───── Raw data
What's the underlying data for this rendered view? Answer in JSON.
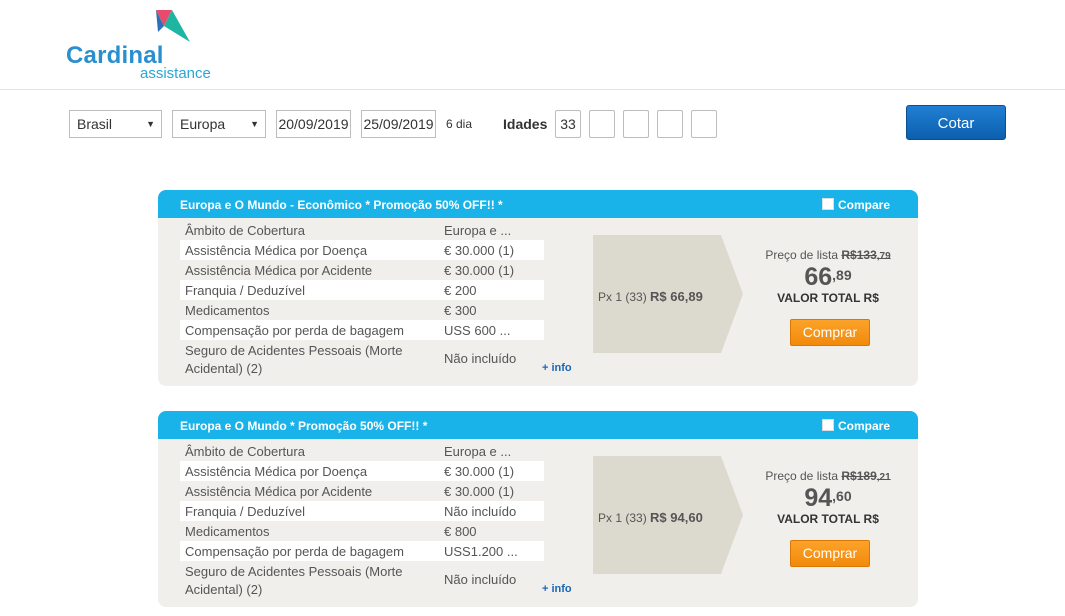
{
  "brand": {
    "name": "Cardinal",
    "tagline": "assistance",
    "colors": {
      "accent": "#19b3ea",
      "primary_button": "#0d5fae",
      "buy_button": "#f28a0b"
    }
  },
  "search": {
    "origin": "Brasil",
    "destination": "Europa",
    "date_from": "20/09/2019",
    "date_to": "25/09/2019",
    "days": "6 dia",
    "ages_label": "Idades",
    "ages": [
      "33",
      "",
      "",
      "",
      ""
    ],
    "submit_label": "Cotar"
  },
  "plans": [
    {
      "title": "Europa e O Mundo - Econômico * Promoção 50% OFF!! *",
      "compare_label": "Compare",
      "coverages": [
        {
          "label": "Âmbito de Cobertura",
          "value": "Europa e ..."
        },
        {
          "label": "Assistência Médica por Doença",
          "value": "€ 30.000 (1)"
        },
        {
          "label": "Assistência Médica por Acidente",
          "value": "€ 30.000 (1)"
        },
        {
          "label": "Franquia / Deduzível",
          "value": "€ 200"
        },
        {
          "label": "Medicamentos",
          "value": "€ 300"
        },
        {
          "label": "Compensação por perda de bagagem",
          "value": "USS 600 ..."
        },
        {
          "label": "Seguro de Acidentes Pessoais (Morte Acidental) (2)",
          "value": "Não incluído"
        }
      ],
      "more_info": "+ info",
      "px_label": "Px 1 (33)",
      "px_price": "R$ 66,89",
      "list_price_label": "Preço de lista",
      "list_price_int": "R$133",
      "list_price_dec": ",79",
      "price_int": "66",
      "price_dec": ",89",
      "total_label": "VALOR TOTAL R$",
      "buy_label": "Comprar"
    },
    {
      "title": "Europa e O Mundo * Promoção 50% OFF!! *",
      "compare_label": "Compare",
      "coverages": [
        {
          "label": "Âmbito de Cobertura",
          "value": "Europa e ..."
        },
        {
          "label": "Assistência Médica por Doença",
          "value": "€ 30.000 (1)"
        },
        {
          "label": "Assistência Médica por Acidente",
          "value": "€ 30.000 (1)"
        },
        {
          "label": "Franquia / Deduzível",
          "value": "Não incluído"
        },
        {
          "label": "Medicamentos",
          "value": "€ 800"
        },
        {
          "label": "Compensação por perda de bagagem",
          "value": "USS1.200 ..."
        },
        {
          "label": "Seguro de Acidentes Pessoais (Morte Acidental) (2)",
          "value": "Não incluído"
        }
      ],
      "more_info": "+ info",
      "px_label": "Px 1 (33)",
      "px_price": "R$ 94,60",
      "list_price_label": "Preço de lista",
      "list_price_int": "R$189",
      "list_price_dec": ",21",
      "price_int": "94",
      "price_dec": ",60",
      "total_label": "VALOR TOTAL R$",
      "buy_label": "Comprar"
    }
  ]
}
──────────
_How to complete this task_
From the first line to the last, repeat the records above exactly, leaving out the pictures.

_Solution to this problem_
What's the underlying data for this rendered view? Answer in JSON.
{
  "brand": {
    "name": "Cardinal",
    "tagline": "assistance",
    "colors": {
      "accent": "#19b3ea",
      "primary_button": "#0d5fae",
      "buy_button": "#f28a0b"
    }
  },
  "search": {
    "origin": "Brasil",
    "destination": "Europa",
    "date_from": "20/09/2019",
    "date_to": "25/09/2019",
    "days": "6 dia",
    "ages_label": "Idades",
    "ages": [
      "33",
      "",
      "",
      "",
      ""
    ],
    "submit_label": "Cotar"
  },
  "plans": [
    {
      "title": "Europa e O Mundo - Econômico * Promoção 50% OFF!! *",
      "compare_label": "Compare",
      "coverages": [
        {
          "label": "Âmbito de Cobertura",
          "value": "Europa e ..."
        },
        {
          "label": "Assistência Médica por Doença",
          "value": "€ 30.000 (1)"
        },
        {
          "label": "Assistência Médica por Acidente",
          "value": "€ 30.000 (1)"
        },
        {
          "label": "Franquia / Deduzível",
          "value": "€ 200"
        },
        {
          "label": "Medicamentos",
          "value": "€ 300"
        },
        {
          "label": "Compensação por perda de bagagem",
          "value": "USS 600 ..."
        },
        {
          "label": "Seguro de Acidentes Pessoais (Morte Acidental) (2)",
          "value": "Não incluído"
        }
      ],
      "more_info": "+ info",
      "px_label": "Px 1 (33)",
      "px_price": "R$ 66,89",
      "list_price_label": "Preço de lista",
      "list_price_int": "R$133",
      "list_price_dec": ",79",
      "price_int": "66",
      "price_dec": ",89",
      "total_label": "VALOR TOTAL R$",
      "buy_label": "Comprar"
    },
    {
      "title": "Europa e O Mundo * Promoção 50% OFF!! *",
      "compare_label": "Compare",
      "coverages": [
        {
          "label": "Âmbito de Cobertura",
          "value": "Europa e ..."
        },
        {
          "label": "Assistência Médica por Doença",
          "value": "€ 30.000 (1)"
        },
        {
          "label": "Assistência Médica por Acidente",
          "value": "€ 30.000 (1)"
        },
        {
          "label": "Franquia / Deduzível",
          "value": "Não incluído"
        },
        {
          "label": "Medicamentos",
          "value": "€ 800"
        },
        {
          "label": "Compensação por perda de bagagem",
          "value": "USS1.200 ..."
        },
        {
          "label": "Seguro de Acidentes Pessoais (Morte Acidental) (2)",
          "value": "Não incluído"
        }
      ],
      "more_info": "+ info",
      "px_label": "Px 1 (33)",
      "px_price": "R$ 94,60",
      "list_price_label": "Preço de lista",
      "list_price_int": "R$189",
      "list_price_dec": ",21",
      "price_int": "94",
      "price_dec": ",60",
      "total_label": "VALOR TOTAL R$",
      "buy_label": "Comprar"
    }
  ]
}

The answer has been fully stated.